Liberals tend to ascribe wealth to luck rather than to hard work. It is a conclusion they may derive from personal experience. From the trust-fund babies who compose the ranks of the secretive and powerful Democracy Alliance, to the dilettantes whose fortunes came from the Harvard housing lottery, to the insiders like Messina whose status and finances and power is based on proximity to presidents and senators, liberal Democrats have a habit of falling ass-backwards into money.

Jim Messina is one lucky guy. If Mitt Romney had won the 2012 election, Messina would have shuffled off stage, unheralded and much poorer, eking out a (well compensated) living like every other consultant in the land. But Romney lost, and Messina's candidate won, and so he joined the ranks of storied political consultants, the Tucks, Deavers, Atwaters, Carvilles, and Axelrods, whose association with winning presidential nominees pays off not only in money but in an inflated public persona, in the assumption of a mythic image as the president's hidden hand, boy genius, dirty trickster, and architect. The best academic research may show that the political environment trumps campaign tactics, studies may reveal that Obama's ground game was not as powerful as advertised, but Washington's faith in the powers of its consultants lives on, rock-solid, impervious to evidence or doubt. It is the foundation on which D.C. fortunes are built.

What amuses me most is the self-deception, the lengths to which people will go to maintain the illusion that the money grubbing and empire building are part of a grand ideological project. Dismissing comparisons of Messina to Rove, Democratic donor John Morgan tells Politico, "The real difference is one has an outsized ego and it's about him, and the other has an ego that's very much in check and it's about the cause and the candidates."

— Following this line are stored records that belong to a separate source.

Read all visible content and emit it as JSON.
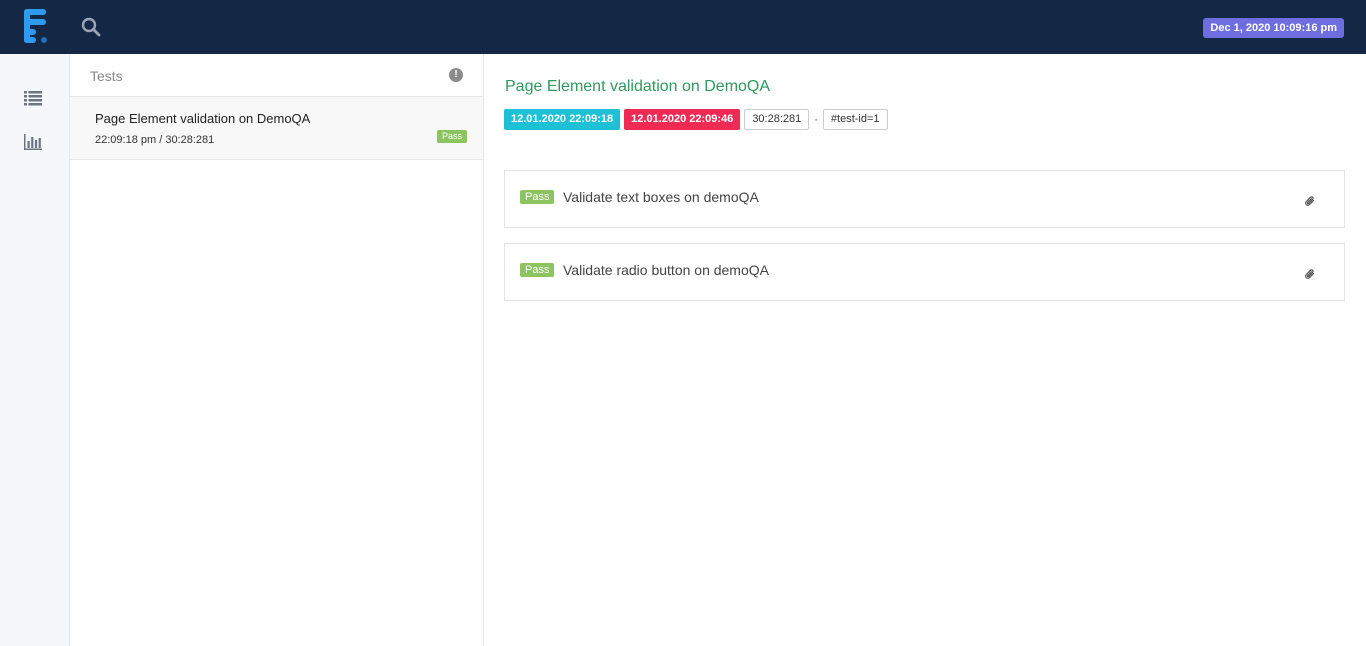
{
  "header": {
    "logo_icon": "extent-logo-icon",
    "search_icon": "search-icon",
    "datetime": "Dec 1, 2020 10:09:16 pm",
    "datetime_color": "#6e6ee0",
    "background_color": "#142846"
  },
  "nav": {
    "items": [
      {
        "icon": "list-icon"
      },
      {
        "icon": "bar-chart-icon"
      }
    ]
  },
  "tests_panel": {
    "title": "Tests",
    "info_icon": "!",
    "items": [
      {
        "name": "Page Element validation on DemoQA",
        "meta": "22:09:18 pm / 30:28:281",
        "status": "Pass"
      }
    ]
  },
  "detail": {
    "title": "Page Element validation on DemoQA",
    "title_color": "#2e9a5e",
    "start_time": "12.01.2020 22:09:18",
    "end_time": "12.01.2020 22:09:46",
    "duration": "30:28:281",
    "separator": "·",
    "test_id": "#test-id=1",
    "steps": [
      {
        "status": "Pass",
        "name": "Validate text boxes on demoQA",
        "icon": "paperclip-icon"
      },
      {
        "status": "Pass",
        "name": "Validate radio button on demoQA",
        "icon": "paperclip-icon"
      }
    ],
    "colors": {
      "pass": "#8cc560",
      "start": "#1ec0d6",
      "end": "#ef2b55"
    }
  }
}
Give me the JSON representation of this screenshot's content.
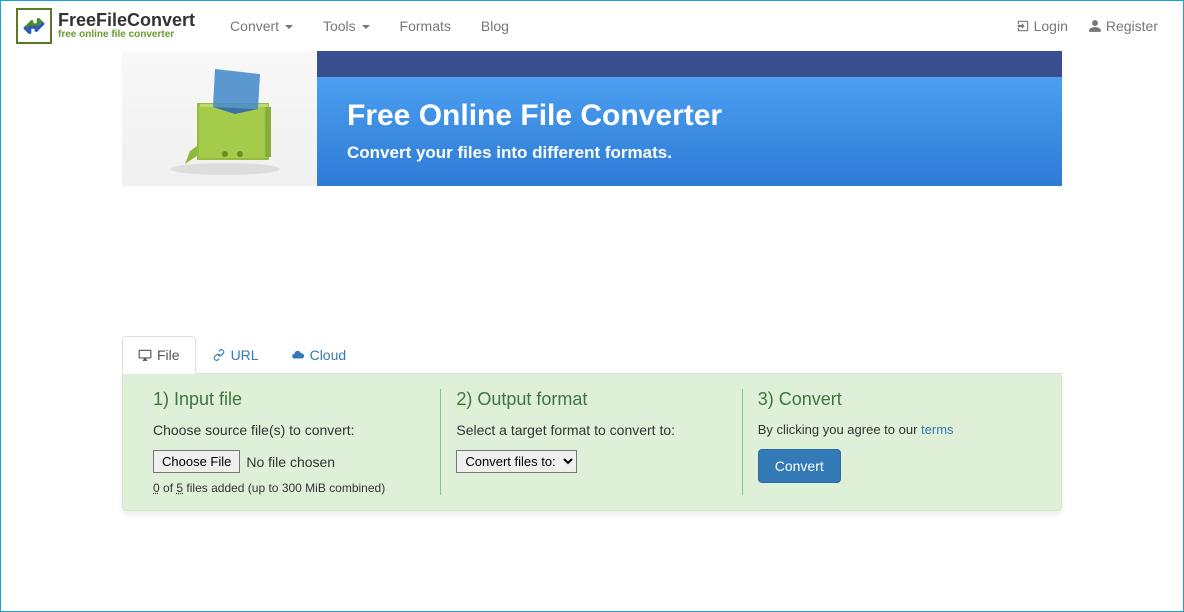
{
  "brand": {
    "main": "FreeFileConvert",
    "sub": "free online file converter"
  },
  "nav": {
    "convert": "Convert",
    "tools": "Tools",
    "formats": "Formats",
    "blog": "Blog"
  },
  "auth": {
    "login": "Login",
    "register": "Register"
  },
  "hero": {
    "title": "Free Online File Converter",
    "subtitle": "Convert your files into different formats."
  },
  "tabs": {
    "file": "File",
    "url": "URL",
    "cloud": "Cloud"
  },
  "step1": {
    "title": "1) Input file",
    "desc": "Choose source file(s) to convert:",
    "choose": "Choose File",
    "nofile": "No file chosen",
    "count_added": "0",
    "of": "of",
    "count_max": "5",
    "help_suffix": "files added (up to 300 MiB combined)"
  },
  "step2": {
    "title": "2) Output format",
    "desc": "Select a target format to convert to:",
    "select": "Convert files to:"
  },
  "step3": {
    "title": "3) Convert",
    "desc": "By clicking you agree to our ",
    "terms": "terms",
    "button": "Convert"
  }
}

Ah yes, the cause and the candidates. Because the interests of the American Gaming Association align perfectly with those of contemporary liberalism, because speeches in repressive countries reflect the most sophisticated liberal judgment, because Prime Minister David Cameron is in complete sync with Lt. Gov. Anthony Brown. Why these conflicts of party and country and interest do not cause a mental hiccup in someone like Morgan is mystifying to me. Mystifying, but not surprising: Morgan's moral equanimity, his self-righteousness, his unthinking partisanship, and his blinkered demonization of opponents is standard issue bourgeois liberalism.

Messina himself was more direct when he told Politico last year that "What I want to do with my work is just work with people and causes that I believe in." In Washington the greatest cause we believe in is ourselves, our careers, our connections and our ambitions, and that is the very thing Messina is doing with his work. And if that leads to Hillary Clinton being elected president, all the better for him. She will be one more connection, and hers will be one more victory, that Messina can leverage for his own gain. What he should keep in mind is that empires become large, diffuse, and difficult to hold together, that other claimants to the throne inevitably emerge, and that emperors have a habit of meeting bad ends.